  1. Hypercontractile properties of cardiac muscle fibers in a knock-in mouse model of cardiac myosin-binding protein-C
    Witt, C.C., B. Gerull, M.J. Davies, T. Centner, W.A. Linke & L. Thierfelder , J. Biol. Chem. (2000) , 276 , 5353-5359

Determinants of Shortening Velocity in Muscle Fibers

A novel "slack test" method developed by us has allowed the quantitation of the passive recoil speed of titin in rabbit psoas myofibrils (Minajeva et al., 2002) and human heart myofibrils (Opitz et al., 2003). In the presence of titin-based passive force, titin elastic recoil importantly contributes to the shortening velocity of muscle fibers.

  1. Titin-based contribution to shortening velocity of rabbit skeletal myofibrils
    Minajeva, A., C. Neagoe, M. Kulke & W.A. Linke , J. Physiol. (2002) , 540.1 , 177-188
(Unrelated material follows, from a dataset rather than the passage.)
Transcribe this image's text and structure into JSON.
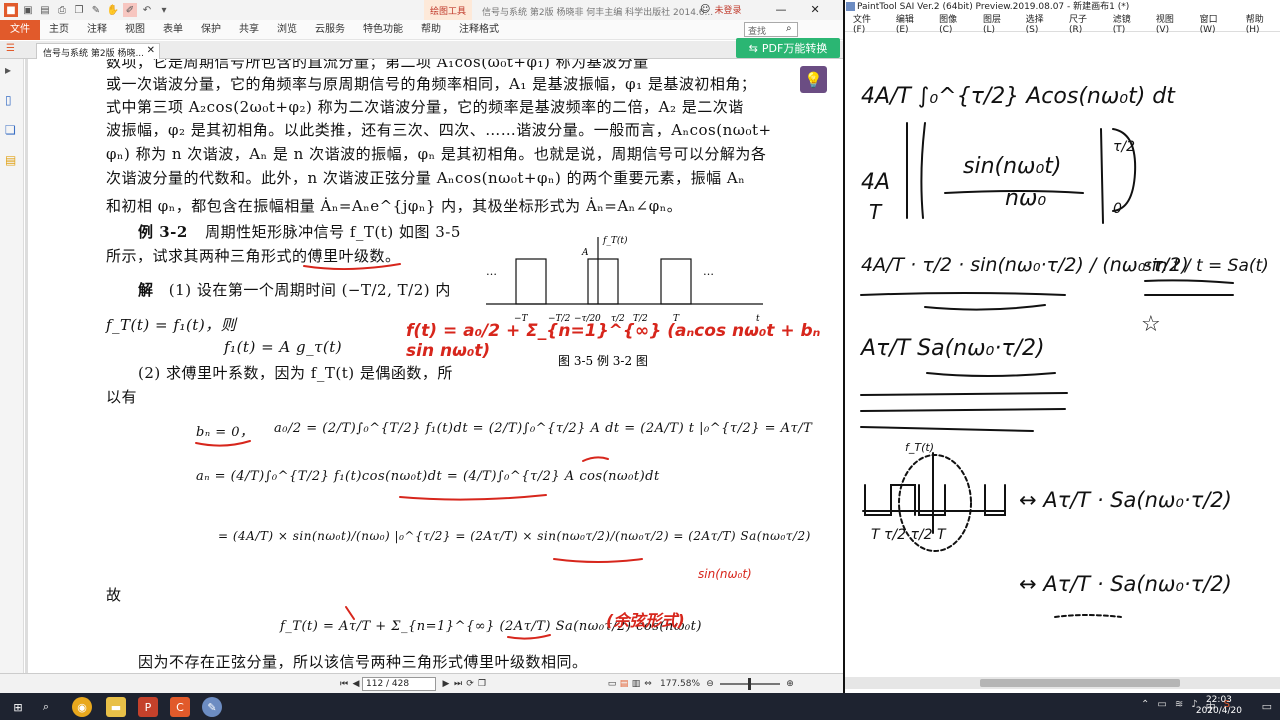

  2. Damped elastic recoil of the titin spring in myofibrils of human myocardium
    Opitz, C.A., M. Kulke, M. C. Leake, C. Neagoe, H. Hinssen, R.J. Hajjar & W.A. Linke , Proc. Natl. Acad. Sci. USA (2003) , 100 , 12688-12693